___ Records for the exercise ___

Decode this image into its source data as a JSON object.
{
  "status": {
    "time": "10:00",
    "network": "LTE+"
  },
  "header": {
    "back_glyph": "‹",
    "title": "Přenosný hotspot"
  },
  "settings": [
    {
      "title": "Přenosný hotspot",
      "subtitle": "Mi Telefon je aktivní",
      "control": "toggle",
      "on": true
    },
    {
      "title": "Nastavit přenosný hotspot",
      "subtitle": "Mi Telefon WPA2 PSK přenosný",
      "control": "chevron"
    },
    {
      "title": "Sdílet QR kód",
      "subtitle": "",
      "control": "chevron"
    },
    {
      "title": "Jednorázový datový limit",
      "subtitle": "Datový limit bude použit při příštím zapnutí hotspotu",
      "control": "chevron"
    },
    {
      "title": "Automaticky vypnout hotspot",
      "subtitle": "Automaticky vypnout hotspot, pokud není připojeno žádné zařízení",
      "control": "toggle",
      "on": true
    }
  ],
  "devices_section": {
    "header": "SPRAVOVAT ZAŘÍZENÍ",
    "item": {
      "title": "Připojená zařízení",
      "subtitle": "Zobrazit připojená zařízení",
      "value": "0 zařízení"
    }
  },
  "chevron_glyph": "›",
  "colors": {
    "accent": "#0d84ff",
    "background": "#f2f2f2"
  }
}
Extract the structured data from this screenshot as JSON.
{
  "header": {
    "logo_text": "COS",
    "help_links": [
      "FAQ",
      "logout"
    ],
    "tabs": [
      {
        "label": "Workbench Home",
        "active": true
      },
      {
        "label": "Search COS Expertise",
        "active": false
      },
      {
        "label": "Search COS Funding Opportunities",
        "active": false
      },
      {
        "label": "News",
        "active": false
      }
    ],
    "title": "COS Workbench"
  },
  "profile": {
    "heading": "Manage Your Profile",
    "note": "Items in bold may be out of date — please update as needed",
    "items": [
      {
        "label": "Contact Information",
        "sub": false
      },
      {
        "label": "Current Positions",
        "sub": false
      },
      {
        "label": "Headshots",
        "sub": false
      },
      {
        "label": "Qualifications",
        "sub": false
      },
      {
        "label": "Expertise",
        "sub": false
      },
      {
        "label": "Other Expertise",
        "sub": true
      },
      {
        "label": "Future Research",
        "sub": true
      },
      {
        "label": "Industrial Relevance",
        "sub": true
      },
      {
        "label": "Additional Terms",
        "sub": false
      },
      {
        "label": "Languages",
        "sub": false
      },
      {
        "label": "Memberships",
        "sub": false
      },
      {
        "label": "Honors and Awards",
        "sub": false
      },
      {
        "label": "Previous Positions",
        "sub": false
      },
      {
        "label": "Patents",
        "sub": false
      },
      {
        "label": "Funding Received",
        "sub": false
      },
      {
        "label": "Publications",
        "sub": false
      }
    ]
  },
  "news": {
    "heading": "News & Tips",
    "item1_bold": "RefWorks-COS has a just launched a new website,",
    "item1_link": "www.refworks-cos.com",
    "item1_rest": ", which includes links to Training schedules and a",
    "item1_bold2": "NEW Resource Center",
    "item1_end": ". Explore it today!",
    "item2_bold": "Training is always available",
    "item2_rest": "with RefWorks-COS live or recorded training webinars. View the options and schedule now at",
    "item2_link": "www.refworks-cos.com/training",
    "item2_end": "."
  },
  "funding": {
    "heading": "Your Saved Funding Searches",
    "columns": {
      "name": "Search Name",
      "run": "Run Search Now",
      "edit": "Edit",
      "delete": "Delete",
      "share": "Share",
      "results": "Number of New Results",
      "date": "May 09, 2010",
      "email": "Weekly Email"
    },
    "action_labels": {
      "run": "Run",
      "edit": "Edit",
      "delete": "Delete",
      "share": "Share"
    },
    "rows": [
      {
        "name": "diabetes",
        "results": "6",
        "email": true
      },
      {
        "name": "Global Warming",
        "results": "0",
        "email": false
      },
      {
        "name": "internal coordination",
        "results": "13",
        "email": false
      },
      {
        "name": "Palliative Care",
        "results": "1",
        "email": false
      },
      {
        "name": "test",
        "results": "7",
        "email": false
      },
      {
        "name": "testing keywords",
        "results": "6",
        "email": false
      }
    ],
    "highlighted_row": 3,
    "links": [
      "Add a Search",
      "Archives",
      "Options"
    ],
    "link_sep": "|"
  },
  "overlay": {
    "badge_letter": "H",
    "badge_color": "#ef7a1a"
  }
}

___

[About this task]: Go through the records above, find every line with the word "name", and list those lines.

[Response area]:
      "name": "Search Name",
        "name": "diabetes",
        "name": "Global Warming",
        "name": "internal coordination",
        "name": "Palliative Care",
        "name": "test",
        "name": "testing keywords",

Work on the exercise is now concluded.